Mar 11, 2014 3 minute read

There are many ways to celebrate St. Patrick’s Day whether it’s wearing green, listening to Celtic music or celebrating in a local bar or restaurant. If you’re planning to partake in the festivities, don’t depend on the luck of the Irish to keep you and your guests safe.

If you’re hosting a house party, renting a venue or you own a bar, it’s important to consider liquor liability. The law in both Alberta and Ontario states whoever controls a property as an owner or renter is responsible for the safety of any guests. This includes preventing guests’ injuries or any injuries caused to a third party by one of the guests.

What does this have to do with St. Patrick’s Day? You could be found to be legally responsible if people consume alcohol on your property and harm themselves or someone else.

The concept of host liability began with commercial hosts – owners of properties where alcohol is being sold for a profit. In 1972, the Supreme Court of Canada determined there was a special relationship between a bar and its patrons. Since the bar invites people to consume alcohol on the premises, it also has a responsibility to ensure everyone stays safe. The bar owners and workers must monitor patrons’ behaviour and stop serving alcohol to those who are intoxicated. When a patron under the influence of alcohol is asked to leave the property, the owner must ensure they have a safe way to get home and they do not drive.

Commercial host liability also covers the relationship between an employer and an employee. The law recognizes the balance of power lies with the employer and so it’s their responsibility to ensure employees stay safe. If alcohol is being served at special events, holiday parties and off-site meetings, employers must ensure staff don’t harm themselves or others, either at the party or on their way home.

The combination of liquor control laws and occupier’s liability laws have led to a number of lawsuits being brought against commercial hosts. In almost all cases, patrons were served alcohol past the point of intoxication and they injured a third party on their way home. The courts have found bars, hotels and restaurants responsible for any injuries sustained as the result of intoxication.

To protect business owners and companies, a variety of alcohol-related liability insurance policies can be purchased. These policies have higher liability limits and cover a number of situations. Whether you own a bar, hosting a party for staff at a rented venue, your BrokerLink broker can provide insurance options so you are protected on all occasions, including St. Patrick’s Day.
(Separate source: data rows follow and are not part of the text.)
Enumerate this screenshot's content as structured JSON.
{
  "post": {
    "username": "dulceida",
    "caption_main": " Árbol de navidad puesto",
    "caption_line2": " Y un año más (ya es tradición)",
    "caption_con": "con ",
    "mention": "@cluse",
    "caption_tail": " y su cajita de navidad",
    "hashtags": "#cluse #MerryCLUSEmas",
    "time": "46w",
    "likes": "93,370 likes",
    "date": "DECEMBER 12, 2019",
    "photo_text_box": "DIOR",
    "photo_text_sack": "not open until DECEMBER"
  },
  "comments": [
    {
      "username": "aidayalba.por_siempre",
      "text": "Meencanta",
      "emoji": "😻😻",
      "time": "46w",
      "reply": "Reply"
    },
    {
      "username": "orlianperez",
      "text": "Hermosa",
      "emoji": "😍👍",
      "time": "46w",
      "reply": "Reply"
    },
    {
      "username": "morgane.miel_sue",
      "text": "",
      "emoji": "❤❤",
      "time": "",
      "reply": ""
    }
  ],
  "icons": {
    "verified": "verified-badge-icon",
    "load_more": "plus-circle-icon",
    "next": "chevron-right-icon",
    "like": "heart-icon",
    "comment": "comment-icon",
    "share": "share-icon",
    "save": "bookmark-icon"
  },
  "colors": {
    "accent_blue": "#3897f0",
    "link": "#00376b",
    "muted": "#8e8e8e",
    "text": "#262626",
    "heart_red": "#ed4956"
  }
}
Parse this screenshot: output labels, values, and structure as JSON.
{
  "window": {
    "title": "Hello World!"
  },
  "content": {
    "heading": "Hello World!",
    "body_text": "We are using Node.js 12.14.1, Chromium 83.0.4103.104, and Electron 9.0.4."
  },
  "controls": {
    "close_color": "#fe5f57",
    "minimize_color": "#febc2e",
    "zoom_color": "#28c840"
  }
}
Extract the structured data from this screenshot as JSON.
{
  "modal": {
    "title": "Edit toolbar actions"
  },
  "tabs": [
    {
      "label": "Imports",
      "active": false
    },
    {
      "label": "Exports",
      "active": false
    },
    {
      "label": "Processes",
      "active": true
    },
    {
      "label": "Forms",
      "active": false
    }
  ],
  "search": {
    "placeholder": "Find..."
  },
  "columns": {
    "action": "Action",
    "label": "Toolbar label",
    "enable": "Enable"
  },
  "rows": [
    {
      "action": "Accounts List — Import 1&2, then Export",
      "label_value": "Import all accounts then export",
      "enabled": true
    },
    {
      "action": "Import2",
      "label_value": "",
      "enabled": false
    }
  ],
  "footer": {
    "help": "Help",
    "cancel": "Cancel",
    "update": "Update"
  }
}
One important thing to consider when purchasing an alcohol liability policy is whether your event will be a Bring Your Own Bottle (BYOB) event. These events are not permitted to be held in public venues such as community centres or banquet halls. If a special-event license has been obtained for your event, and guests supply their own alcohol, the license becomes invalid and you could face fines. Not only that, but insurance providers won’t issues alcohol liability policies for BYOB events. This places you, as the host, in a vulnerable situation where you could be found responsible for any injuries or accidents without any liability insurance in place.

Recently, host liability cases have been brought against non-commercial hosts in situations where someone was injured as a result of alcohol intoxication. If you serve alcohol at a house party, organize a function where alcohol will be consumed, or knowingly allow underage children to drink, you could face a costly lawsuit. Even if guests bring their own alcohol to your party, you still have a responsibility to ensure their safety. One of the most well-known social host liability cases in Canada involved a BYOB party, demonstrating the importance of your duty as a host.

Taking a few minutes now could save you time and a pot of gold in the future. When your guests first arrive, check to see if they have already been drinking and whether a designated driver brought guests to your party. If someone is already intoxicated, be sure they are not driving home. Consider taking away their car keys, call a taxi, or prepare for guests to stay overnight. It’s also a great idea to provide non-alcoholic drinks as an alternative. If guests are drinking, offer snacks higher in protein and fats (such as pizza) as food is an effective way to slow down the body’s processing of alcohol.

Preventing an alcohol-related injury or accidents takes more than just luck. Keep your guests’ safety top o’ mind this St. Patrick’s Day and call your BrokerLink broker if you have any questions.